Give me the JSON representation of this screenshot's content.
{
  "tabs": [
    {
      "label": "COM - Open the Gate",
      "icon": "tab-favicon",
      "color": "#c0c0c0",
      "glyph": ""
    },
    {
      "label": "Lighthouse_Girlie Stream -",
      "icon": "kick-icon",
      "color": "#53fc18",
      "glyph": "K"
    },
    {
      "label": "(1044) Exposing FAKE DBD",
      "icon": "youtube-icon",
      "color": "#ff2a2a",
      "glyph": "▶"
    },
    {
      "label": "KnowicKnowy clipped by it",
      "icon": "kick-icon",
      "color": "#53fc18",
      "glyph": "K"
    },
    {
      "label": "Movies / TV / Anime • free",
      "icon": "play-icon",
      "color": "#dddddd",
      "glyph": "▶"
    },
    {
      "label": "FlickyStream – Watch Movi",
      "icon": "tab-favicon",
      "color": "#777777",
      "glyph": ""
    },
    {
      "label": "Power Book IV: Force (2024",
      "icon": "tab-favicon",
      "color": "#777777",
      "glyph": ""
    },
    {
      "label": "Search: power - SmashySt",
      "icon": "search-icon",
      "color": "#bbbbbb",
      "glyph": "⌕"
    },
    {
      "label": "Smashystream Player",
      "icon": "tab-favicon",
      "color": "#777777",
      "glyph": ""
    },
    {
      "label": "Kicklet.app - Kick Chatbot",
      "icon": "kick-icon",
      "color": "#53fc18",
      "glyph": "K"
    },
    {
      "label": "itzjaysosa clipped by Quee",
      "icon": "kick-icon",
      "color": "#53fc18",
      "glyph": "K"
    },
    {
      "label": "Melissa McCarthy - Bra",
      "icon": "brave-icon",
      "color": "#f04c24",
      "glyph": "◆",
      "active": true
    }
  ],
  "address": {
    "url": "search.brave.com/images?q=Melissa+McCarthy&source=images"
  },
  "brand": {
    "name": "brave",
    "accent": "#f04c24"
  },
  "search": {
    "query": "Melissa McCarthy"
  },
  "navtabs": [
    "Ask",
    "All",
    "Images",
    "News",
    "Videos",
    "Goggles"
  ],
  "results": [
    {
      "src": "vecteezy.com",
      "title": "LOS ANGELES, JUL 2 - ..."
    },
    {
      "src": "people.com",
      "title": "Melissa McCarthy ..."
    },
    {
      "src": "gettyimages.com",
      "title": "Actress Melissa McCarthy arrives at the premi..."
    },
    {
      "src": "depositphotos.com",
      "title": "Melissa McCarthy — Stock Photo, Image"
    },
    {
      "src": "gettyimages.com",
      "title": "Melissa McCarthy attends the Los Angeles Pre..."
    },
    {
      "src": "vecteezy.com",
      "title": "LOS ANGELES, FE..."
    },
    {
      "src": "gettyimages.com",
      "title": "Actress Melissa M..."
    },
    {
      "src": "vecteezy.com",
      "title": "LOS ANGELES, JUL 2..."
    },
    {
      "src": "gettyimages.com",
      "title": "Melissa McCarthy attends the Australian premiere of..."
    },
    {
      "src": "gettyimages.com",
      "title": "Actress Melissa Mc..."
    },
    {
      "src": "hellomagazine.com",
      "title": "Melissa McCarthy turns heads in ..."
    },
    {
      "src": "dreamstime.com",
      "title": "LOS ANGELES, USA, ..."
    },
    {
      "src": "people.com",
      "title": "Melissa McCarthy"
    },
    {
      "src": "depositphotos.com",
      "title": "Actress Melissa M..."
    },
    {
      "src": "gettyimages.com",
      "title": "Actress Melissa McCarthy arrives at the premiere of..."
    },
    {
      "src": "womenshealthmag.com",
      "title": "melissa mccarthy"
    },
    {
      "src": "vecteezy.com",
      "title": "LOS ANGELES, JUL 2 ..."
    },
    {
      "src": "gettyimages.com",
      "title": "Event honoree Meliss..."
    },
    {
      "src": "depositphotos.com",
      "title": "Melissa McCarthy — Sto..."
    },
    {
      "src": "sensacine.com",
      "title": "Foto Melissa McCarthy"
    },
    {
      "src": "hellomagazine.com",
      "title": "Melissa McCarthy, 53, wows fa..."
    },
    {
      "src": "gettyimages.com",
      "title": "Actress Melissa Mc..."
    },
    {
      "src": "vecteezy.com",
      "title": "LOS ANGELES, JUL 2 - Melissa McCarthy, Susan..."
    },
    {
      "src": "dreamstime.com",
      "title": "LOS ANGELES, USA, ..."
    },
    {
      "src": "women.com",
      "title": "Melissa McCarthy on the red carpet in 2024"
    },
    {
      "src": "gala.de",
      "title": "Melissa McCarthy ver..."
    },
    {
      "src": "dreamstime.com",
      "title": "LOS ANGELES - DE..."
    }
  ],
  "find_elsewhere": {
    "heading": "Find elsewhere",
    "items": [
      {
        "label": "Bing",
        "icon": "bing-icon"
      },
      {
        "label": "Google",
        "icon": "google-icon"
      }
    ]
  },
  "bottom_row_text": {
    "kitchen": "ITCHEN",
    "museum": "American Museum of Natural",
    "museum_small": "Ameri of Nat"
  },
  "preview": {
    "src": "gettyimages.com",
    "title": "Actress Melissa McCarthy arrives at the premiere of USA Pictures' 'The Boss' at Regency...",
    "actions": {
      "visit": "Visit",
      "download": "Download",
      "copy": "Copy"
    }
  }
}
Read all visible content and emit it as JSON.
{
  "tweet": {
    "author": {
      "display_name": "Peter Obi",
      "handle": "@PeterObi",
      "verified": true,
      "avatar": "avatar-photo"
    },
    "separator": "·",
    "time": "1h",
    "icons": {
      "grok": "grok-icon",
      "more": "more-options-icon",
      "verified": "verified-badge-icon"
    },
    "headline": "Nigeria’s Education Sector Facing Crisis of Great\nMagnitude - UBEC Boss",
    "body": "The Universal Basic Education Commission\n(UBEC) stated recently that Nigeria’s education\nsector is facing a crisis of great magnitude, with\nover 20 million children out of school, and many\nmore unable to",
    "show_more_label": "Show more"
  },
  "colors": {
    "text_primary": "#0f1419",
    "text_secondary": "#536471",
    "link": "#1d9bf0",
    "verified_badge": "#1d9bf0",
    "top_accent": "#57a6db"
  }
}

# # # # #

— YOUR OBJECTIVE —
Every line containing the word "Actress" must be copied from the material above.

— THE ANSWER —
      "title": "Actress Melissa McCarthy arrives at the premi..."
      "title": "Actress Melissa M..."
      "title": "Actress Melissa Mc..."
      "title": "Actress Melissa M..."
      "title": "Actress Melissa McCarthy arrives at the premiere of..."
      "title": "Actress Melissa Mc..."
    "title": "Actress Melissa McCarthy arrives at the premiere of USA Pictures' 'The Boss' at Regency...",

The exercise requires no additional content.